There is no right or wrong response to the above exercises! We are in exploration mode, noticing that the breath can cause a variety of responses affecting not only our lymphatic function, but also our mood, stress level, sense of wellbeing or lack thereof. The breath is powerful.



So how can we enhance our breathing? As mentioned above, specific practices and/or exercise will generally lead us to deeper breathing, but without awareness and intention, we may actually hold our breath as we exert effort, depriving our muscles of the fresh oxygen required to burn fuel and create energy. In weightlifting, we are taught to exhale on the contraction of the muscle or concentric phase, the work phase, and to inhale slowly during the controlled relaxation or the eccentric phase of the exercise. And in activities such as Pilates, Yoga, Qi Gong, Tai Chi and other movement arts, there are very specific use-of-breath recommendations for best outcomes.

Counted breathing, known to have energizing and calming effects, is a method of engaging the breath and learning to control it. I’ve used a counting practice called Box Breathing, also known as 4 Square Breathing, during which we inhale through the nose to a slow count of 4, hold another slow count of 4, then exhale through the nose or pursed lips to a slow count of 4, and hold again for a slow count of 4 before beginning over.

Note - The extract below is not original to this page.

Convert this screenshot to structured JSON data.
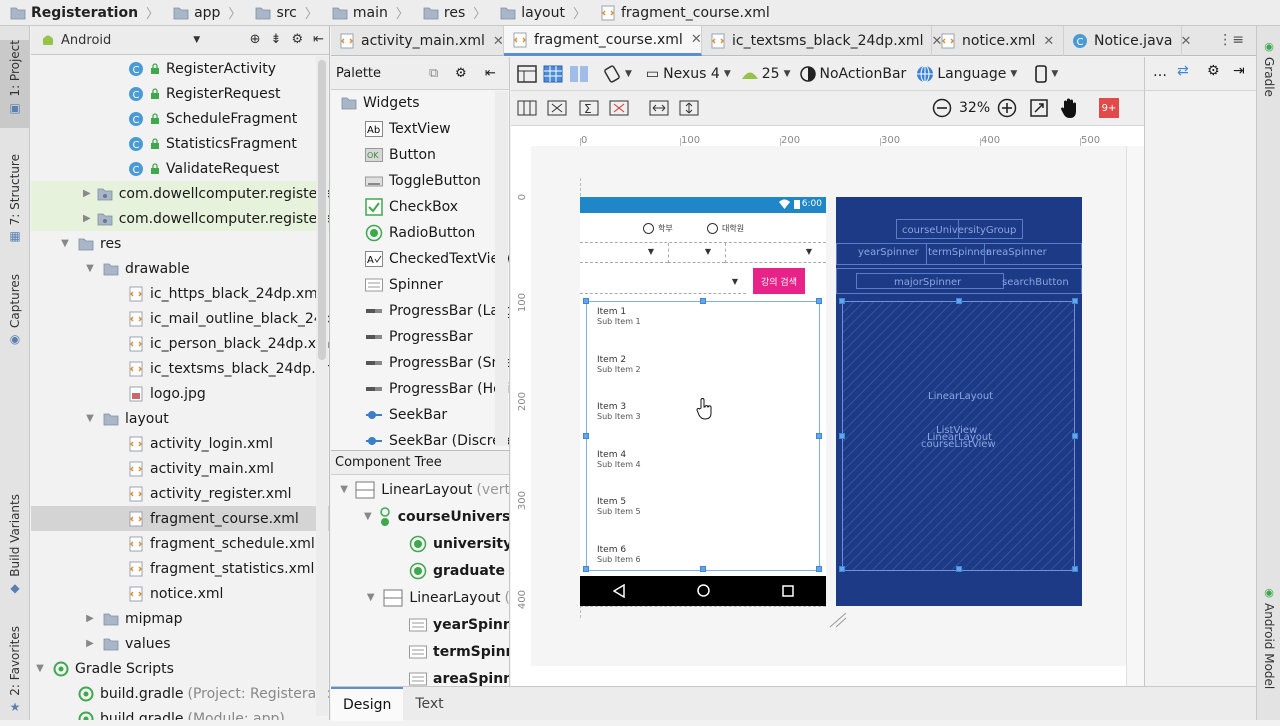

There are other things you can do aside from intentional breath practices or exercising that will can engage appropriate deep breathing and encourage lymphatic flow, including humming, singing, chanting and laughing! Yes, laughter engages the diaphragm and can deepen the inhalation and massage the thoracic duct, helping to propel the lymph fluid up the center of our body and, as mentioned before, back to the blood system.

Enhancing our lymphatic circulation can improve immune function and may make us feel better in general. Whether in good health or in cases of lymphedema, lipedema and chronic venous insufficiency, we are well advised to do everything within our power to keep that fluid flowing optimally along the proper pathways.

The breath is a powerful and ever-available tool to use as we pursue this goal.

References and resources:

Breath: The New Science of a Lost Art by James Nestor, Riverhead/Penguin Random House 2020

The Lymphatic Code by Leslyn Keith, Gutsy Badger Books, 2021

Douglass J, et al. An Enhanced Self-Care Protocol for People Affected by Moderate to Severe Lymphedema. Methods Protoc. 2019 Sep 4;2(3):77. doi: 10.3390/mps2030077. PMID: 31487887; PMCID: PMC6789820.


Adie Mackenzie
Adie Mackenzie

Adie MacKenzie is a national board-certified health and wellness coach and a Certified Lymphedema Therapist. She has over 40 years of experience in manual therapy, including medical massage and physical therapy. She currently treats lymphedema patients and people with chronic pain and chronic illnesses as part of her private practice and during clinical hours at an integrative health facility in Nashville, Tennessee.